'86 300SDL - "The Diseasel" 189K (Totaled 1/31/19)
The Diseasel Thread - Everything You Didn't Know You Wanted To Know
Reply With Quote
Old 06-25-2019, 12:31 PM
Registered User
Join Date: Aug 2009
Location: Seattle
Posts: 387

Am I correct in assuming that vacuum measured at the climate control switch-over valve should be close to the ~20 inches measured at the vacuum pump? Or is there a reason that the vacuum would be significantly less by design?
Reply With Quote
Old 06-30-2019, 12:39 PM
Registered User
Join Date: Sep 2004
Location: Las Vegas, NV
Posts: 623
You might try disconnecting various vacuum lines and blowing them out to clear debris. I've noticed a bit of dust when doing this over the years. Those little restrictors can get clogged. Anyway, I've also always replaced the rubber lines as they age more than the hard lines.
87 300D latest project!
11 GLK 350 So far, so good
08 E350 4matic, Love it.
99 E320 too rusted, sold
87 260E Donated to Newgate School - check it out.
12 Ford Escape, sold, forgotten
87 300D, sold, what a mistake
06 Passat 2.0T, PITA, sold

Las Vegas NV
Reply With Quote
Old 07-01-2019, 01:39 PM
Registered User
Join Date: Aug 2009
Location: Seattle
Posts: 387
I've been slowly working through the system trying to figure out at what point does the vacuum start dropping. I found that if I block the line coming off the VCU and leading to the vacuum amplifier section (purple X in picture) then the vacuum measured at the climate control holds at ~20 inches. When I reconnect that line to the vacuum amplifier the vacuum drops to ~7 inches.

So I think I am bleeding vacuum somewhere within the vacuum amplifier area.

What I still don't know is whether there is a baseline vacuum that should be measured at the climate control? Should it be close to the same as measured at the vacuum pump?

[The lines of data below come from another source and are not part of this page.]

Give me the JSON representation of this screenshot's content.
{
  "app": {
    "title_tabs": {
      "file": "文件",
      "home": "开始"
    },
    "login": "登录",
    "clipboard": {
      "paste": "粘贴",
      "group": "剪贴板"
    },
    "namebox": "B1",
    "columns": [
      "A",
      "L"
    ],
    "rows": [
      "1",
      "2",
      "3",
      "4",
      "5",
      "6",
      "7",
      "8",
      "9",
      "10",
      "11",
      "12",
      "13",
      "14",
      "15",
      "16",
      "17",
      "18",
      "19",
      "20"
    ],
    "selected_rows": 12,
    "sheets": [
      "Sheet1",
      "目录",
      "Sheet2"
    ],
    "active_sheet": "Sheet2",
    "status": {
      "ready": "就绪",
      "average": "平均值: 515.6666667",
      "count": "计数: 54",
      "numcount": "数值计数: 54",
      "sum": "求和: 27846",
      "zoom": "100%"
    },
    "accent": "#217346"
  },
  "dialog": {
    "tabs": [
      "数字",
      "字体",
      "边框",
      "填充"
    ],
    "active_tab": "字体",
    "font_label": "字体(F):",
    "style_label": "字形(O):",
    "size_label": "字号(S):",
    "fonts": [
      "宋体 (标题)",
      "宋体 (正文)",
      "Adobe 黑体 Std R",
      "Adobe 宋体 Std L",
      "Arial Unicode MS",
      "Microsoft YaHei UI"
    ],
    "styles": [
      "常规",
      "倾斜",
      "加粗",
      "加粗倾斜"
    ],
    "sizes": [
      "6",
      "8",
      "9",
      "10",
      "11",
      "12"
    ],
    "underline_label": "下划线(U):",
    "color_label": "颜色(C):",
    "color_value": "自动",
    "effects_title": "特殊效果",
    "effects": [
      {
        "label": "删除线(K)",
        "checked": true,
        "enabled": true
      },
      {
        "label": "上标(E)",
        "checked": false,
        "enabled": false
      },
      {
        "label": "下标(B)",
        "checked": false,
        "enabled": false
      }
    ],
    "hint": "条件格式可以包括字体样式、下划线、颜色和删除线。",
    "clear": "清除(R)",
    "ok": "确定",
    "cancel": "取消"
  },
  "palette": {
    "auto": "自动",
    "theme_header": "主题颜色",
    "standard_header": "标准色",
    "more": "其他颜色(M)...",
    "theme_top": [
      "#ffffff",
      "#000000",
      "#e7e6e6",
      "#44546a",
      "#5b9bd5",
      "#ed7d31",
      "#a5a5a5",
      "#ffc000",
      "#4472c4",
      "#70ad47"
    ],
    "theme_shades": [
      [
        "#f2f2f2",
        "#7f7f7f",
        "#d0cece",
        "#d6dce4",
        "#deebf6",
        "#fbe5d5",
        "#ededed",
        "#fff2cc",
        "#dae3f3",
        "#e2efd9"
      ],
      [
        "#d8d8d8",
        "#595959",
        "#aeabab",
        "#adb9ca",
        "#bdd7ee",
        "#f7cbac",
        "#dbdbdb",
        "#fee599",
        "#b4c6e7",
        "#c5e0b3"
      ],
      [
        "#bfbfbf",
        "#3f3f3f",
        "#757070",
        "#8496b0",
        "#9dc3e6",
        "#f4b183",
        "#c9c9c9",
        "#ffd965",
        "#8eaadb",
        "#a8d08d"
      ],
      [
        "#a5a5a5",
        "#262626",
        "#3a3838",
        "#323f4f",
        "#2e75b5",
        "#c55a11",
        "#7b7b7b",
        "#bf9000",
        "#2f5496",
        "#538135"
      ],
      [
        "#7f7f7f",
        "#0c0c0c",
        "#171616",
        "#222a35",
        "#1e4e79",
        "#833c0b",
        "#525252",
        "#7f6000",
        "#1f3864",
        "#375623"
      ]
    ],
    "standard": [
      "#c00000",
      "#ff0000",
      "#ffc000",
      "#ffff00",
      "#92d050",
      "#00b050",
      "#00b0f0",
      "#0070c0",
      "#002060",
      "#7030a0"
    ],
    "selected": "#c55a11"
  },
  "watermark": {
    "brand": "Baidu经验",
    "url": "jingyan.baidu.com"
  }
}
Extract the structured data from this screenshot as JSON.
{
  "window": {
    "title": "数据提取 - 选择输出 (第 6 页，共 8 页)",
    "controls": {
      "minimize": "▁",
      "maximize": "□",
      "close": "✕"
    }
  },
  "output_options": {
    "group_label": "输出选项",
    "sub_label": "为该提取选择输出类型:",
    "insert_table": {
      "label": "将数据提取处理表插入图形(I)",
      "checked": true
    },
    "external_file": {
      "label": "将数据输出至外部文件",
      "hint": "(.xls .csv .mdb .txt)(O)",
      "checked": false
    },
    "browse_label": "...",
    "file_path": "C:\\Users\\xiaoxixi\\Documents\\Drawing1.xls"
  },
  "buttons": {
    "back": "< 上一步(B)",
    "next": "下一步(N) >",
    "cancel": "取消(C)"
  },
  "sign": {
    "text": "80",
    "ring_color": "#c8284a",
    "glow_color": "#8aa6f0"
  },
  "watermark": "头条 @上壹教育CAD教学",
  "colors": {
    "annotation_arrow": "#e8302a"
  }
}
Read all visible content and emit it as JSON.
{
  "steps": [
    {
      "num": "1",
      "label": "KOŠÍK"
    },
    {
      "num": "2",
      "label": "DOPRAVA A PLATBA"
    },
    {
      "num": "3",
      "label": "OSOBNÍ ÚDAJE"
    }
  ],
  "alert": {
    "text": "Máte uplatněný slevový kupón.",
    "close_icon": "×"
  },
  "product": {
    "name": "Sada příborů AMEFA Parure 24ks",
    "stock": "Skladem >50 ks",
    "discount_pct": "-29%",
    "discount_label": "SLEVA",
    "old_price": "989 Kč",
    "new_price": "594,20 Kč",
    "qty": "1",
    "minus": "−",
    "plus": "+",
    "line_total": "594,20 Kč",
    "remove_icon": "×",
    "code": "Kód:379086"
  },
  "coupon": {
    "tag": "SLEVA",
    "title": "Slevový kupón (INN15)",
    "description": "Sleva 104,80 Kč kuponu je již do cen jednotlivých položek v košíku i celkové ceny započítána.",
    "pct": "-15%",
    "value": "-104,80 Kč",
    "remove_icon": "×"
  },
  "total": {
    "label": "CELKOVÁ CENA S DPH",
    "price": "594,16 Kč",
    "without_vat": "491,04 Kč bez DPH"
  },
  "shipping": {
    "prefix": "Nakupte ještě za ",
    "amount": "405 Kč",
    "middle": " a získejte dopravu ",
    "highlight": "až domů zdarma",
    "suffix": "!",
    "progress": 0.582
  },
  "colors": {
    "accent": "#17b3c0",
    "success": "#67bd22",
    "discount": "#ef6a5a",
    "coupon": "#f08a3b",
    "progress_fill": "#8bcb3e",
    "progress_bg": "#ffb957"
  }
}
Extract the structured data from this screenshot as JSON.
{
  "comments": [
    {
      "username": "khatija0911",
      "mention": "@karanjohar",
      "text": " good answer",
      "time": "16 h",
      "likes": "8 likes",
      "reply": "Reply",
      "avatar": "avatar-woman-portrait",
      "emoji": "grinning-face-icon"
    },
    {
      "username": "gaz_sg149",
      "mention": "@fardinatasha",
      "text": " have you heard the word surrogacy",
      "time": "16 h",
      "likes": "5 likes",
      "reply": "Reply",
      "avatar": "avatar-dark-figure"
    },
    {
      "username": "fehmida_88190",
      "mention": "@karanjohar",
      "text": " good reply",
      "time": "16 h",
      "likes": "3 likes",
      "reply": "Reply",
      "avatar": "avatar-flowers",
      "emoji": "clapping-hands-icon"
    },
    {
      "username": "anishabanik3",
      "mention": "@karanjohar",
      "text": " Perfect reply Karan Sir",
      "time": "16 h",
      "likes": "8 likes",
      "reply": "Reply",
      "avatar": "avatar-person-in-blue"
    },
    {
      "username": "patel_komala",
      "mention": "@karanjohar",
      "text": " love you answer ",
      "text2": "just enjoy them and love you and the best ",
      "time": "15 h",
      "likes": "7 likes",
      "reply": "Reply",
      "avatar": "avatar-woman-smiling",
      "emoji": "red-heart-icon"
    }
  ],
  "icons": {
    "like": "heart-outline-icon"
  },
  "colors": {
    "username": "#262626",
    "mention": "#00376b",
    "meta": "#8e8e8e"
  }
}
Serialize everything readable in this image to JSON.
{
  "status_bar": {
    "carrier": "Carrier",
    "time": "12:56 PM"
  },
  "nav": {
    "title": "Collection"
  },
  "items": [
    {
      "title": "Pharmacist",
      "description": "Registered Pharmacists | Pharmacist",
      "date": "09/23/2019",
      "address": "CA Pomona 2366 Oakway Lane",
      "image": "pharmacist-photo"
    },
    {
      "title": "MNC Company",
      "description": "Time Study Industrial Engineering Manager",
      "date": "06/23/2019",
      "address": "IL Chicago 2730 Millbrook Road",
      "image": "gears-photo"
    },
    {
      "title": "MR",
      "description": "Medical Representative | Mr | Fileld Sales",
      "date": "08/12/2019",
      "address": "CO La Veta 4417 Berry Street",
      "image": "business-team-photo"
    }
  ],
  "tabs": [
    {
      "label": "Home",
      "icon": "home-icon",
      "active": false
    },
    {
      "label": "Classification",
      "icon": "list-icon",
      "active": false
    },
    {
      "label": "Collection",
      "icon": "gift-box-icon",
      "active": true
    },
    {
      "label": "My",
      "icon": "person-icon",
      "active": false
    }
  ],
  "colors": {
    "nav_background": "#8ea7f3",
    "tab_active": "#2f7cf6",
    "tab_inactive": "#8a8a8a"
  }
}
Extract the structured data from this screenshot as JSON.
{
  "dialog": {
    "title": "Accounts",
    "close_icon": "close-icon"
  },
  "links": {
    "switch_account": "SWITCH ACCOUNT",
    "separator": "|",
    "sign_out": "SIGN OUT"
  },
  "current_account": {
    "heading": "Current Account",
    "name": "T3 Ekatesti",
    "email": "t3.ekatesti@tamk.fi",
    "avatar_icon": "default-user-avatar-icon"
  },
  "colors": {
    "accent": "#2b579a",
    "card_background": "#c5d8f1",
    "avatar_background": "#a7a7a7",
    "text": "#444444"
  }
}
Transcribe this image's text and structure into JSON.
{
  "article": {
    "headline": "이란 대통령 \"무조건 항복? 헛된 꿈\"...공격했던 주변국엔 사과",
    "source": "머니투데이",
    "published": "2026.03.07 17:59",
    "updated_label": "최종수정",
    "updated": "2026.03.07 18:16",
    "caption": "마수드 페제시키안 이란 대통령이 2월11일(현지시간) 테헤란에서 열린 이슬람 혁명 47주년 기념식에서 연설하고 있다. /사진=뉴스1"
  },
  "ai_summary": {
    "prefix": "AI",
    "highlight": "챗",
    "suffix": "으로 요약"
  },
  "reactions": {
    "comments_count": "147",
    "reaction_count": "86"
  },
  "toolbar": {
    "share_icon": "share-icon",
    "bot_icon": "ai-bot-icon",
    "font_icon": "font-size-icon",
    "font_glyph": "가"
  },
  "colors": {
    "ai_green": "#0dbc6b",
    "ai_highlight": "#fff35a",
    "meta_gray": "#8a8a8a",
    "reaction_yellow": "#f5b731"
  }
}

Last edited by 240dddd; 07-01-2019 at 01:42 PM. Reason: added pic
Reply With Quote
Old 07-05-2019, 06:21 PM
Registered User
Join Date: Aug 2009
Location: Seattle
Posts: 387
After some more testing I'm pretty sure the problem, if there is one, is somewhere within the BFS (blue flying saucer).

Is there a testing procedure to for the bfs? I.e. would removing all the lines and plugging the connection points and testing to see if it holds vacuum tell me anything?

Also, I know people have bypassed the BFS before, but I haven't been able to dig up any specific diagrams or procedures on how to best do this.

Thanks for any further suggestions.
Reply With Quote


Thread Tools
Display Modes

Posting Rules
You may not post new threads
You may not post replies
You may not post attachments
You may not edit your posts

BB code is On
Smilies are On
[IMG] code is On
HTML code is On
Trackbacks are On
Pingbacks are On
Refbacks are On

All times are GMT -4. The time now is 07:51 PM.

Powered by vBulletin® Version 3.8.7
Copyright ©2000 - 2019, vBulletin Solutions, Inc.
Search Engine Optimization by vBSEO 3.6.0
Copyright 2018 Pelican Parts, LLC - Posts may be archived for display on the Peach Parts or Pelican Parts Website -    DMCA Registered Agent Contact Page